_Work item:_
Lines containing the word "ecforce" are to be copied from the data below.

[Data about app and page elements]

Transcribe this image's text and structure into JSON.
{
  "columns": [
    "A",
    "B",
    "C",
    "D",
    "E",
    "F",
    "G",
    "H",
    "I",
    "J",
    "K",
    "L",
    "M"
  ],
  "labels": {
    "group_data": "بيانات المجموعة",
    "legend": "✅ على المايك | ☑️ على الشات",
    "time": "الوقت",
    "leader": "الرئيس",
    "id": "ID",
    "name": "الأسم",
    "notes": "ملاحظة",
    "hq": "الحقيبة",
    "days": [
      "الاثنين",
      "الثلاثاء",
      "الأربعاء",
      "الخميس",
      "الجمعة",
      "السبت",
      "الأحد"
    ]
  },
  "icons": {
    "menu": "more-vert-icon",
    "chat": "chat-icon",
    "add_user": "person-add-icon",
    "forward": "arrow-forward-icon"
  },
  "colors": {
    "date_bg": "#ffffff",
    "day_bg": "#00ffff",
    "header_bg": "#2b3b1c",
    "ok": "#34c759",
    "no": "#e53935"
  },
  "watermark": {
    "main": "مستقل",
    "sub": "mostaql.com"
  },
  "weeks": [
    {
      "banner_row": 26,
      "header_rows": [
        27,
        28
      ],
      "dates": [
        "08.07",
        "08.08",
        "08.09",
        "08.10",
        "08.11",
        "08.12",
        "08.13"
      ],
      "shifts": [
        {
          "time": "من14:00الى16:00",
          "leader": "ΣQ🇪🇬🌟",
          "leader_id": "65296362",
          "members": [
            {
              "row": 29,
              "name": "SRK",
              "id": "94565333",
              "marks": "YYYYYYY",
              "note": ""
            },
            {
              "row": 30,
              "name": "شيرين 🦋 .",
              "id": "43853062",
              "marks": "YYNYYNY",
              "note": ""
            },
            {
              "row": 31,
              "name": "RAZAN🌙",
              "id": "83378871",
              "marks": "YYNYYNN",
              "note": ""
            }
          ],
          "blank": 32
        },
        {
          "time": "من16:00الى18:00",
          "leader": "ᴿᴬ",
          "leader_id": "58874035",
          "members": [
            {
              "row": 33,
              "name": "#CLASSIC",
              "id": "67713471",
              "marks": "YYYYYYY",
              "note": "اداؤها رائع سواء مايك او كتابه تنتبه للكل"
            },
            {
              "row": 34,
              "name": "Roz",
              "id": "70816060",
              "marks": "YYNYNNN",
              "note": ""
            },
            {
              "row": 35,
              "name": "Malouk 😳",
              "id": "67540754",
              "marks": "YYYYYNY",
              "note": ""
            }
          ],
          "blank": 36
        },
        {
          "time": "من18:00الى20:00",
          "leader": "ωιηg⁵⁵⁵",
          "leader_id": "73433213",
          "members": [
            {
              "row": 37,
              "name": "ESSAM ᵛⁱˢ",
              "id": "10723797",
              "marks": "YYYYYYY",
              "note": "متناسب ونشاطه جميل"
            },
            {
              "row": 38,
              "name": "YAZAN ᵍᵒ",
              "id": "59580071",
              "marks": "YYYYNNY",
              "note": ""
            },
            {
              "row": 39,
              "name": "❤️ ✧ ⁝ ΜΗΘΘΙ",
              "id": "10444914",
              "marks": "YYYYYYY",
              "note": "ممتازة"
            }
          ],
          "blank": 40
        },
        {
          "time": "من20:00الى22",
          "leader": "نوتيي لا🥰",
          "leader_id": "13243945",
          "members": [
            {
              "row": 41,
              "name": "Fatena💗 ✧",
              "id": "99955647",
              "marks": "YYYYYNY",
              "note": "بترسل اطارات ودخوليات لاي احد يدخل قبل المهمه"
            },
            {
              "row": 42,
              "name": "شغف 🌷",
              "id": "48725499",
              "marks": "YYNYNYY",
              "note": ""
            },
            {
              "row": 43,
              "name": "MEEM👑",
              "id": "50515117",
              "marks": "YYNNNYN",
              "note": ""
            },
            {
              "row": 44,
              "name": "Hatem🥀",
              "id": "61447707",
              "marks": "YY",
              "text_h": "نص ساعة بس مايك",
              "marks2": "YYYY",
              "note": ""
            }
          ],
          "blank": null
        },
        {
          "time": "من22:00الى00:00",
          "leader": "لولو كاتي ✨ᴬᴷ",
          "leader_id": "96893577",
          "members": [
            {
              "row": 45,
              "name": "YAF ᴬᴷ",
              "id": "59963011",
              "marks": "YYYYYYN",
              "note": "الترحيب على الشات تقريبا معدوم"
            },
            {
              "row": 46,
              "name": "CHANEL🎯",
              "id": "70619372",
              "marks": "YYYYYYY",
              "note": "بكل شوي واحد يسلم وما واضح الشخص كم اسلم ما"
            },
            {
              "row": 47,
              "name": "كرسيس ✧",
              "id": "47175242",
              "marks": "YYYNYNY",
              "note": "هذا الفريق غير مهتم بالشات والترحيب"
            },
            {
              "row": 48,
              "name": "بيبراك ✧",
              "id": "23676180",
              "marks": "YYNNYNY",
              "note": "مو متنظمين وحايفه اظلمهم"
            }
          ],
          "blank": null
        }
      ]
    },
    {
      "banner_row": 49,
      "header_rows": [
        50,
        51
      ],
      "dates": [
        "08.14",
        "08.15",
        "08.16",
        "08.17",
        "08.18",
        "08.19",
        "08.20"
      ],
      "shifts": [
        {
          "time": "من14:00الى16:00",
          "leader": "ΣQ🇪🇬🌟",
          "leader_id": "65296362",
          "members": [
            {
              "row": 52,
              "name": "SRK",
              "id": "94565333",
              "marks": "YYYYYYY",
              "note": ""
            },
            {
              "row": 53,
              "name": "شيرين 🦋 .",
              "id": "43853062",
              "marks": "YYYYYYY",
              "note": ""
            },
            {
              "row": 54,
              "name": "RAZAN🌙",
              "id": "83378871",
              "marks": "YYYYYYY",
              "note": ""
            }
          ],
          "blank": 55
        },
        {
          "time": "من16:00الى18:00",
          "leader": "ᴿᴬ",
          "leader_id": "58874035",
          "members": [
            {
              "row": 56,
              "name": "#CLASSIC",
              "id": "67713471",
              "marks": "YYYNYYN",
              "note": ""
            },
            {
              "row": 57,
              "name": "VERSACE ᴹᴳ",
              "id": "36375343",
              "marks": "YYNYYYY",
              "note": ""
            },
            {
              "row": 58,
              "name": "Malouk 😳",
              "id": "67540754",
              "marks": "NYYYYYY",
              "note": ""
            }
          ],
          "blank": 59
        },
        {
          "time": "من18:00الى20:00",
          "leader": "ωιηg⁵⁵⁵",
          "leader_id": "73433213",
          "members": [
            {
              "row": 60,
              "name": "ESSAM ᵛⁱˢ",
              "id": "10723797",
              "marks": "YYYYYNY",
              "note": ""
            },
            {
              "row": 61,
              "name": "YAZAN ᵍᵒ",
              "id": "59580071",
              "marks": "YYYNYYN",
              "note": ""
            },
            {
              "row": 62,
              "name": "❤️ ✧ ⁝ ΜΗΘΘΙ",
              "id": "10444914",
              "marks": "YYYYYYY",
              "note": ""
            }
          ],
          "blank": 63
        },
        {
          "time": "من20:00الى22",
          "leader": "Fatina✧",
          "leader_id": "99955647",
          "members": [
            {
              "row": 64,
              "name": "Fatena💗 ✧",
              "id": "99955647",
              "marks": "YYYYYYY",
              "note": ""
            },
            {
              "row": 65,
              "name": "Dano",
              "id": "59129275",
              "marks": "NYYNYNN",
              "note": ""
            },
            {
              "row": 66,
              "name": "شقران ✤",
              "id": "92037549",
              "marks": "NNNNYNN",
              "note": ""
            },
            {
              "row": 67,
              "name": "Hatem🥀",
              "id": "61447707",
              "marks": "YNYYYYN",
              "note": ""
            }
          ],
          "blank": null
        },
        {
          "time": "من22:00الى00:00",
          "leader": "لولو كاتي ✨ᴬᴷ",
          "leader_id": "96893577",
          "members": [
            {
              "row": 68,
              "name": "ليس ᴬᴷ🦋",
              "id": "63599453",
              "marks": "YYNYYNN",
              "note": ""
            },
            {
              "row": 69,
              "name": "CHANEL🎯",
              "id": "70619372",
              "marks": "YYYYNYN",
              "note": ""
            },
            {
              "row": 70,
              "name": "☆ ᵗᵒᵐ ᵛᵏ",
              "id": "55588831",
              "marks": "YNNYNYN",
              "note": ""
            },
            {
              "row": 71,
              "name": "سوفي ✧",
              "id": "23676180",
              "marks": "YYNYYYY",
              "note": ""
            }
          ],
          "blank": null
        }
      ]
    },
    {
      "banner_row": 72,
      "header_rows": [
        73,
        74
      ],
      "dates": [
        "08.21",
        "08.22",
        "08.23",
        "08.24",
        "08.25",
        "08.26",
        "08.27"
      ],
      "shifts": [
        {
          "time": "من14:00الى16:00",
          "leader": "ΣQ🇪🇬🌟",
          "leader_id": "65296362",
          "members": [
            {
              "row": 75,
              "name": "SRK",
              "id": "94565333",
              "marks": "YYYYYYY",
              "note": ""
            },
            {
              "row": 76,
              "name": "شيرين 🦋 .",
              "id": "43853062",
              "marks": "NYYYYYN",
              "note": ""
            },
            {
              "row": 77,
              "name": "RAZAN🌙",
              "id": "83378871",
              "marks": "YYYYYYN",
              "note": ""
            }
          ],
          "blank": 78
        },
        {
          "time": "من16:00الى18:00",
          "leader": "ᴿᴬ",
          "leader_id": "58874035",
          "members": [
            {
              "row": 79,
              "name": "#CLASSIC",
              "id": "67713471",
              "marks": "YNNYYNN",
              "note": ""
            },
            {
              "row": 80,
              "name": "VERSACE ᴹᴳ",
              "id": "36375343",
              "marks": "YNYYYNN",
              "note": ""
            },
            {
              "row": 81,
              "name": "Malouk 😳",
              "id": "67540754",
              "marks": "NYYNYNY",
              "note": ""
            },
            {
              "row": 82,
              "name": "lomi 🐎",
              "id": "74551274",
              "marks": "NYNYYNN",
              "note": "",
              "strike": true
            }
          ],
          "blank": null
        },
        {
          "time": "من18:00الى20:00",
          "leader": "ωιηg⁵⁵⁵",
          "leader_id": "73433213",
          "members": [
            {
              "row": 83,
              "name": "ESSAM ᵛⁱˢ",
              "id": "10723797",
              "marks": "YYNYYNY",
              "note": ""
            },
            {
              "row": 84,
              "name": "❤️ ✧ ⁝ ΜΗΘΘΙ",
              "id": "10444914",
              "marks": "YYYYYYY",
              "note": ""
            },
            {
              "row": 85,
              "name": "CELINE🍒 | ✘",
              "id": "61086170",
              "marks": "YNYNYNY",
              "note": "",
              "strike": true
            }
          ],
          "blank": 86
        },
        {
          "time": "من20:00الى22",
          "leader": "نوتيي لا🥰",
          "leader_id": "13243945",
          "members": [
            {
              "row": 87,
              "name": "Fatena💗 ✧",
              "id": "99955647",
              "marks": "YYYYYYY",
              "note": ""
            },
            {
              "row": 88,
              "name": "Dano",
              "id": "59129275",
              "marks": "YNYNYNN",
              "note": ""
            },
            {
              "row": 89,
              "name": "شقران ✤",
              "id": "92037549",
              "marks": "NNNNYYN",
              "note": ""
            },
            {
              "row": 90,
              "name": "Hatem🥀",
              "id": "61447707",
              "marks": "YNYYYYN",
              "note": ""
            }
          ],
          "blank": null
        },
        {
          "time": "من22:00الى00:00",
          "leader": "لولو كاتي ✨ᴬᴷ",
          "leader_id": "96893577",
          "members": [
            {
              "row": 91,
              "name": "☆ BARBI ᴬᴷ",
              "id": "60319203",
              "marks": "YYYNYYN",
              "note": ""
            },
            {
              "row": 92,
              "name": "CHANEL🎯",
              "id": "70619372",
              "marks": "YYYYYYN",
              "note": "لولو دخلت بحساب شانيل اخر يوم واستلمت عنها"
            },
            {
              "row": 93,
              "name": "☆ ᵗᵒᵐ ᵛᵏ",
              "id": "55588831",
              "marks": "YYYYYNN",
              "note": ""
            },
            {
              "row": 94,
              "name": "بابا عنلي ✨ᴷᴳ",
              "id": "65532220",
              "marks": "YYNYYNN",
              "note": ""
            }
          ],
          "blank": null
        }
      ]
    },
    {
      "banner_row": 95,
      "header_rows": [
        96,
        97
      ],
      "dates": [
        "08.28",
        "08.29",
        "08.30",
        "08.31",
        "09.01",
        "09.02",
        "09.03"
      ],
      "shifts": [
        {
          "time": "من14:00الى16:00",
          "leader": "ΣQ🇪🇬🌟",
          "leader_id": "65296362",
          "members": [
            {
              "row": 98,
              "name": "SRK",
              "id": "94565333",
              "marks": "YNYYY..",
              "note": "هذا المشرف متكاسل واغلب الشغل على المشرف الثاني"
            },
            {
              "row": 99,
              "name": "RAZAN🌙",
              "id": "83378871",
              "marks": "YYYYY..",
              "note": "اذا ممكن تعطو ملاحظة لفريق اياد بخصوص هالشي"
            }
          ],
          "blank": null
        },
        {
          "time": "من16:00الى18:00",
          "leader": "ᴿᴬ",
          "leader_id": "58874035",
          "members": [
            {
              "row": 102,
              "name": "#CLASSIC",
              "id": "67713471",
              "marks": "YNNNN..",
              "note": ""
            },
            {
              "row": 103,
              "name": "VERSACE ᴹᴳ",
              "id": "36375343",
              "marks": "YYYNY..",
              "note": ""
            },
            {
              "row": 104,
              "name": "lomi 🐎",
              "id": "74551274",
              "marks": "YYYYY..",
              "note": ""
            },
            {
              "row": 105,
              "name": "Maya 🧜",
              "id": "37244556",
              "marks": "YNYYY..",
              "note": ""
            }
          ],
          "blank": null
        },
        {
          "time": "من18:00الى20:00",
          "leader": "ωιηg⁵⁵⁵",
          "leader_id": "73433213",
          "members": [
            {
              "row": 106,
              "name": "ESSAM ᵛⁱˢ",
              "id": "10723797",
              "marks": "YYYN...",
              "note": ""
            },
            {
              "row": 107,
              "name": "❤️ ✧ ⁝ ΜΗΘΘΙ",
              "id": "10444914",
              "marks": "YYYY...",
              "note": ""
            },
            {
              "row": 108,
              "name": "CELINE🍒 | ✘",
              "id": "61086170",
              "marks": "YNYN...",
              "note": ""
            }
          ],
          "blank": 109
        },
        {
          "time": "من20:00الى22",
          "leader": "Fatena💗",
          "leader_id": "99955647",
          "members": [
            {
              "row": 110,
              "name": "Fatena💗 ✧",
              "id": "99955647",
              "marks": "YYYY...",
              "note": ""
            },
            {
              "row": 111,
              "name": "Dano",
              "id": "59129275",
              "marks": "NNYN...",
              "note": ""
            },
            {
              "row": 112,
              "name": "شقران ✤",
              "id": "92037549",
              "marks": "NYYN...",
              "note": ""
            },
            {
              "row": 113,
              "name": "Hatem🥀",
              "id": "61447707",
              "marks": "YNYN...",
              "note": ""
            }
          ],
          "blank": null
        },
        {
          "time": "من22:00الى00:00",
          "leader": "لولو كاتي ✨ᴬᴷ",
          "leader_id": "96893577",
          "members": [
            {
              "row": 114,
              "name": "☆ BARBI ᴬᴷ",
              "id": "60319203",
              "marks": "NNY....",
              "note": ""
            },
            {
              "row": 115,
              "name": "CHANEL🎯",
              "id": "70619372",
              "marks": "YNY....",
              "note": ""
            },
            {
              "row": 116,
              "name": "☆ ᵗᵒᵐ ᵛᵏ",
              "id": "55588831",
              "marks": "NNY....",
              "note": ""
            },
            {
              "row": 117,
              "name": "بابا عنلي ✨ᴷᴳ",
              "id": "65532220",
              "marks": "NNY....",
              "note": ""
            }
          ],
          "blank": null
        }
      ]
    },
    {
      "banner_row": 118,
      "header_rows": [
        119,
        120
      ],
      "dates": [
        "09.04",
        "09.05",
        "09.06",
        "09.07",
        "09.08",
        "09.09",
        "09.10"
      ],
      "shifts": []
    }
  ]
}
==
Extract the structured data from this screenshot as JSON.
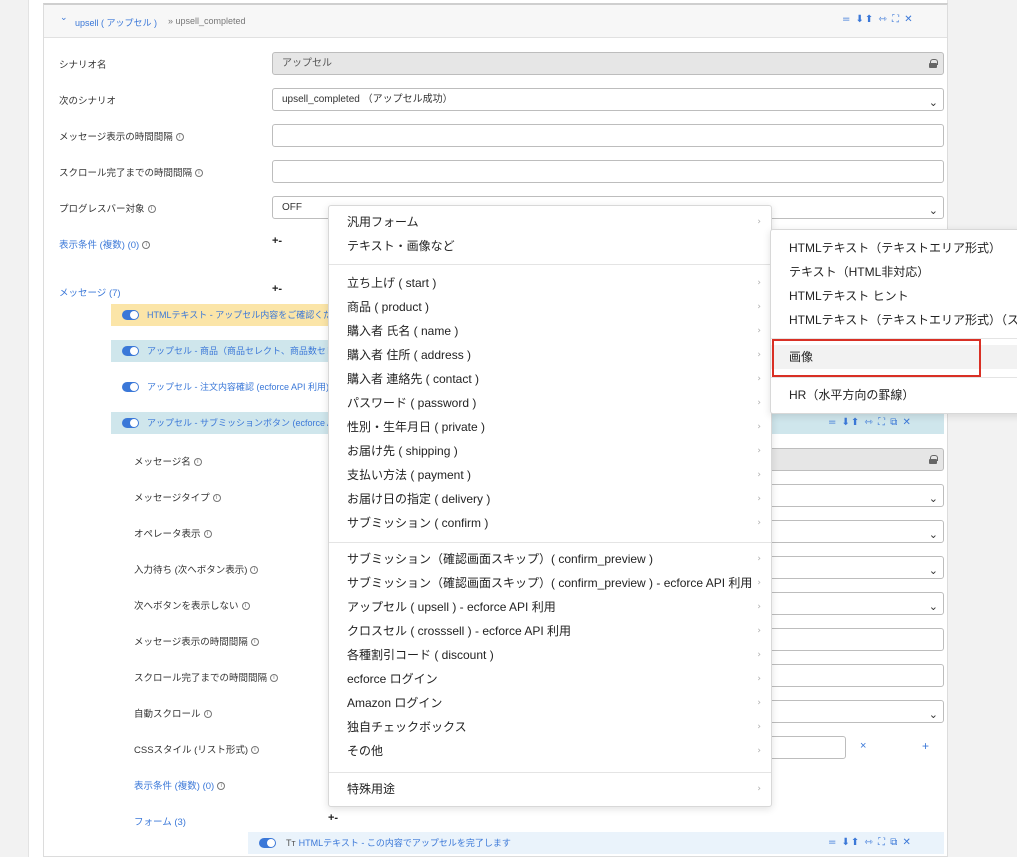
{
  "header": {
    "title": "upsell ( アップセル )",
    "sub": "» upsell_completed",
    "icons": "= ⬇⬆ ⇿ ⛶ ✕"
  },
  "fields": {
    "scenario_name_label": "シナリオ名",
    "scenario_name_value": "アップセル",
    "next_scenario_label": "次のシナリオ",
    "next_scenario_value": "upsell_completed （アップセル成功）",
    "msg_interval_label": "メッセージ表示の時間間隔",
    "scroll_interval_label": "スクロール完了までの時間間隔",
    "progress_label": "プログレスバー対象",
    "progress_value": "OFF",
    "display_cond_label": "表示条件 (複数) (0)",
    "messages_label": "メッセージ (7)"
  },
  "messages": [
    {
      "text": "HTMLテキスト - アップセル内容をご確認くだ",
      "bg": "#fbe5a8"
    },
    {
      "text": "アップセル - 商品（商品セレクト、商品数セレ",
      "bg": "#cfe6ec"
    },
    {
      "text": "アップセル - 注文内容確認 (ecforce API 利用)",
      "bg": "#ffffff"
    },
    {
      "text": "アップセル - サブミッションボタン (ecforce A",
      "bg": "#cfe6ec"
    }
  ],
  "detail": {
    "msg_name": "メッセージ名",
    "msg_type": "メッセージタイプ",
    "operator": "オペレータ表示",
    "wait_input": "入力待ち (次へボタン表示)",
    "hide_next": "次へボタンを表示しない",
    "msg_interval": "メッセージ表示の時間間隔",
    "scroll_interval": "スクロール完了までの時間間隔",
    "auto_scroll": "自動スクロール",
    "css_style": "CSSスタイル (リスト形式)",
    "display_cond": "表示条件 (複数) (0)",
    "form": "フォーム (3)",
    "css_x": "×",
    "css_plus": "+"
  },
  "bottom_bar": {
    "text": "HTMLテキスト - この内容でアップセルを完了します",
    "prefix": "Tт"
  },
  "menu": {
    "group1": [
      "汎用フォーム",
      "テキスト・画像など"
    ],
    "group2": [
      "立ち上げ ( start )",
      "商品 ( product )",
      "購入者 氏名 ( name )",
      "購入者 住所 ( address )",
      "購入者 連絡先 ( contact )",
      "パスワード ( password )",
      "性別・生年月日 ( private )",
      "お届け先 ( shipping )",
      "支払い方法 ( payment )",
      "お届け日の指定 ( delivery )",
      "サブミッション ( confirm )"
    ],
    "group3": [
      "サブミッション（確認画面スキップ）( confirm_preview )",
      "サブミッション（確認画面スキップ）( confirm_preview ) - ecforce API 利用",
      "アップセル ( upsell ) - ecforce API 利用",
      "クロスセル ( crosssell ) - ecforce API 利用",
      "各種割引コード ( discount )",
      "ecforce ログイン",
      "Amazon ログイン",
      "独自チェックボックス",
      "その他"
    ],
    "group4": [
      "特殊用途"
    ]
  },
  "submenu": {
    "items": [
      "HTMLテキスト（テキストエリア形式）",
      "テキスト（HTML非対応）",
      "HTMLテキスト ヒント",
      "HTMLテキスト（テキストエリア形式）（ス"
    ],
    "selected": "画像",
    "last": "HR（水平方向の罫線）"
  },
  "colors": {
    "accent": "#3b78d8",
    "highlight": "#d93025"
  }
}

_Written answer:_
      "text": "アップセル - 注文内容確認 (ecforce API 利用)",
      "text": "アップセル - サブミッションボタン (ecforce A",
      "サブミッション（確認画面スキップ）( confirm_preview ) - ecforce API 利用",
      "アップセル ( upsell ) - ecforce API 利用",
      "クロスセル ( crosssell ) - ecforce API 利用",
      "ecforce ログイン",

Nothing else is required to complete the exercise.